Location Matters for Bodies, Diseases, and Medicines: Paracelsus, “The Fourth Defence” (c. 1538)


The Swiss physician Paracelsus (born Theophrastus von Hohenheim, 1493–1541) upheld and promoted existing ideas about localism in the humoral makeup of individual bodies. At the same time, however, he also radically shifted ideas about disease away from traditional humoral theory. By the late sixteenth century, his ideas had gained traction in the medical community. Given his professional stature, Paracelsus’ attention to local environments and their role in shaping bodies is significant. It is also worth noting that Paracelsus was one of the first physicians to compose and publish his medical treatises in German, rather than the standard Latin of learned discourse.


The Fourth Defence
Concerning my Journeyings


A physician should first of all be an Astronomus. Now necessity demands that his eyes should give him evidence, in order that he may be such: without this evidence he is only an astronomical gossip. It demands too that he should be a Cosmographus: not to describe how the countries wear their trousers, but to attack more bravely what diseases they have. Although it be thine intention and desire to be able to make the costumes of this land from what thou hast learned here, and thou excusest thyself thus from gaining knowledge of strange lands, what concern is it of the physician's that thou art a tailor? Wherefore, as the things now mentioned must be experienced, they belong to us Parabolanis[1] and are bound up with medicine and not to lie serrated from it. Thus it is also necessary that the physician should be a Philosophus and that his eyes inform him in order that he may be such: if he desires to be one, he must gather together from all quarters what is there. For if a man but desire to eat a roast, the meat comes from one land, the salt from another land, the food from another land. If these things have to travel till they reach thee, thou too must travel till thou attainest what cannot come to thee. For the arts have no feet for the butchers to drive them after thee; neither can they be put into vats, nor can they be nailed up in a barrel. Now as they have this infirmity, thou must do what they should do. English Humores are not Hungarian, nor the Neapolitan Prussian, wherefore must thou go where they are; and the more thou seekest them out and the more thou learnest of them, the greater is thine understanding in thy native land. Thus it is also necessary that the physician be an alchemist: if now he desire to be one, he must see the mother from whom grow the Mineralia. Now the mountains go not after him, rather must he go after them. Now where the Mineralia lie, there are the artists: if a man wish to seek out artists in the analysis and preparation of nature, he must seek them in the place where the Mineralia are. How then can a man find out the preparation of nature if he does not seek it out where it is? Should I then be blamed because I have wandered among my Mineralia and learned the temper and heart, and grasped in my hands the art of those who teach me to separate the pure from the dross, by which I anticipated much evil? Nonetheless I must also repeat the philosophic saying, that wisdom is despised only by the ignorant; thus, too, art by those who do not profess it.

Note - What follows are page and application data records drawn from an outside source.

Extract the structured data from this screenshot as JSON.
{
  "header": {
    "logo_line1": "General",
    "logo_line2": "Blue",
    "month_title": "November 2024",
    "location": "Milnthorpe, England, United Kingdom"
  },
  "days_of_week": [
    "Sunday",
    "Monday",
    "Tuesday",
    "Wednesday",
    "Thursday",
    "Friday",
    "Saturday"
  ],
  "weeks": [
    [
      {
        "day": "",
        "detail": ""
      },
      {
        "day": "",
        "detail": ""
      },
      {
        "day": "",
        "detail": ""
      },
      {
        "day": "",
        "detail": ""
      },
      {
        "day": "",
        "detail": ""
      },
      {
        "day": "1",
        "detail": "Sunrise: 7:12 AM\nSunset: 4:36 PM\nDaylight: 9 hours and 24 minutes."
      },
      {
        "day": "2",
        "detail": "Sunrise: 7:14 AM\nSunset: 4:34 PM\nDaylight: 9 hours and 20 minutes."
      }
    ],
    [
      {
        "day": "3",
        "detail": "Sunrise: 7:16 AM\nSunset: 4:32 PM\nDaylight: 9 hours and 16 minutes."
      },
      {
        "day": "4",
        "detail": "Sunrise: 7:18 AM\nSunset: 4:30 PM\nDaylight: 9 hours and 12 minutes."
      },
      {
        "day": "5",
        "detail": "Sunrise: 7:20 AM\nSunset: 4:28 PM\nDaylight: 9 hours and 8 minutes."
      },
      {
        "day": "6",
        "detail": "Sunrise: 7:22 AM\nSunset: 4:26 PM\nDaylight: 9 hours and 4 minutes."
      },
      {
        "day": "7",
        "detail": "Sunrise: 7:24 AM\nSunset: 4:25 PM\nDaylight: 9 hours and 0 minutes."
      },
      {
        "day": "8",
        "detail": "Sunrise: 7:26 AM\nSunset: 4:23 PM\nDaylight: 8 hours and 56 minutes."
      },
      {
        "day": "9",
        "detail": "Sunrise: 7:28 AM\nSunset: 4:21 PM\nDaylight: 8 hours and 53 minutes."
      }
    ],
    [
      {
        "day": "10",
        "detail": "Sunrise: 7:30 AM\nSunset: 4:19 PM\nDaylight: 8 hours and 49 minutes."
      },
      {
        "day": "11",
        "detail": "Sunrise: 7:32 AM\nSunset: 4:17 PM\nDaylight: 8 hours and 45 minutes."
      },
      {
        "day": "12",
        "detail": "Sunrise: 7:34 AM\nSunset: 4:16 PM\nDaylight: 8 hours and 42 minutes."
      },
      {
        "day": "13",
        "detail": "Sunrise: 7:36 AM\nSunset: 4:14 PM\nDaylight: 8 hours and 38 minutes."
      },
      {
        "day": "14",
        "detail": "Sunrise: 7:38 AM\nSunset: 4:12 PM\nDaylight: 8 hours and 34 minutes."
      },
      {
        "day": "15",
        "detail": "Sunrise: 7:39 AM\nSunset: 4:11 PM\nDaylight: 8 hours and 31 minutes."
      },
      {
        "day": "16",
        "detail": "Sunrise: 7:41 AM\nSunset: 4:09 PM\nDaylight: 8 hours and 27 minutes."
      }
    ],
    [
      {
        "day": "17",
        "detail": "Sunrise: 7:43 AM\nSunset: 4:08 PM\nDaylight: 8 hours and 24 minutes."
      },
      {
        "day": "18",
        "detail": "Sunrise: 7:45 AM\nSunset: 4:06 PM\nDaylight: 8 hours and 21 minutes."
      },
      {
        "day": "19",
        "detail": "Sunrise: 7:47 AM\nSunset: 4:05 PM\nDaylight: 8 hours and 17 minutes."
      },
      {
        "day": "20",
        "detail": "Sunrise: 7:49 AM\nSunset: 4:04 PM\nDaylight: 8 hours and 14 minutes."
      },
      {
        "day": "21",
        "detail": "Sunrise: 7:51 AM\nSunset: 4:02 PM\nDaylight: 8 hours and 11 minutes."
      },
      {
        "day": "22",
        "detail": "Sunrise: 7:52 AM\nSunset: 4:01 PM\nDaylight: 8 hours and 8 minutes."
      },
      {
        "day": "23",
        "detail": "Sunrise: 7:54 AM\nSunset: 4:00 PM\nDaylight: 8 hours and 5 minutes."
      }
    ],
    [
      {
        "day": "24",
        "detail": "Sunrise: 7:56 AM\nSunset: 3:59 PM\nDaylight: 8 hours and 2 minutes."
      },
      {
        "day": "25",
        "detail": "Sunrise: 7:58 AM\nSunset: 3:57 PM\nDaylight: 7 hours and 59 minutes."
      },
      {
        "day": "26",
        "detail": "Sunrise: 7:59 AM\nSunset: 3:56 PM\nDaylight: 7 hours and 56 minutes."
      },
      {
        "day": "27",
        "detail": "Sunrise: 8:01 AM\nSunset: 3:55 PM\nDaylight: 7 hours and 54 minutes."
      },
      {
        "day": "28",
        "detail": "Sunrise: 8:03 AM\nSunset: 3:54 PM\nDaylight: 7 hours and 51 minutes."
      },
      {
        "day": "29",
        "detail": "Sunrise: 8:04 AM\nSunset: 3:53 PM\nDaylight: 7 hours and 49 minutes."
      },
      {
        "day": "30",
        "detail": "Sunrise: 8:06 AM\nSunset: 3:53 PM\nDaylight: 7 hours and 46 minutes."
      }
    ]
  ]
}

[1] “Parabolani” originally meant reckless fellows. At the time of Paracelsus, the term was applied to those who, regardless of their own danger, went out to tend the sick, particularly in times of pestilence. Cf. Du Cange. Clotfarium mfdiaf ft infimaf Latmilatif . . . VI. Niort. 1886, p. 155.

Source of English translation: Paracelsus, “The Fourth Defence,” from “The Reply to Certain Calumniations of His Enemies (Seven Defensiones),” translated by C. Lillian Temkin, in Four Treatises of Theophrastus von Hohenheim called Paracelsus, edited by Henry E. Sigerest. Baltimore, Johns Hopkins, 1941, pp. 26–28. © 1941 The Johns Hopkins Press. Reprinted with permission of Johns Hopkins University Press.

Source of original German text: Paracelsus, “Die Vierdte Defension,” from “Die Verantwortung über etliche Unglimpfungen seiner Mißgönner,” in Paracelsus, Ander Theil || Der Bücher vnd Schrifften/ des || Edlen/ Hochgelehrten || vnd Bewehrten PHILOSOPHI || vnd MEDICI || PHILIPPI THEO-||PHRASTI Bombast von []. Basel: Waldkirch, 1589, pp. 136–37. Available online at: https://digitale.bibliothek.uni-halle.de/vd16/content/titleinfo/993607; also reprinted in Bücher und Schriften von Theophrastus Paracelsus, vol. I, part II, edited by Johannes Huser. Hildesheim: Georg Olms Verlag, 1971, pp. 175–76.

Erik A. Heinrichs, Plague, Print, and the Reformation: the German Reform of Healing, 1473–1573. London: Taylor & Francis, 2017

Michael Stolberg, Experiencing Illness and the Sick Body in Early Modern Europe. Basingstoke, Hampshire and New York: Palgrave Macmillan, 2011.

Location Matters for Bodies, Diseases, and Medicines: Paracelsus, “The Fourth Defence” (c. 1538), published in: German History Intersections, <https://germanhistory-intersections.org/en/germanness/ghis:document-270> [September 01, 2023].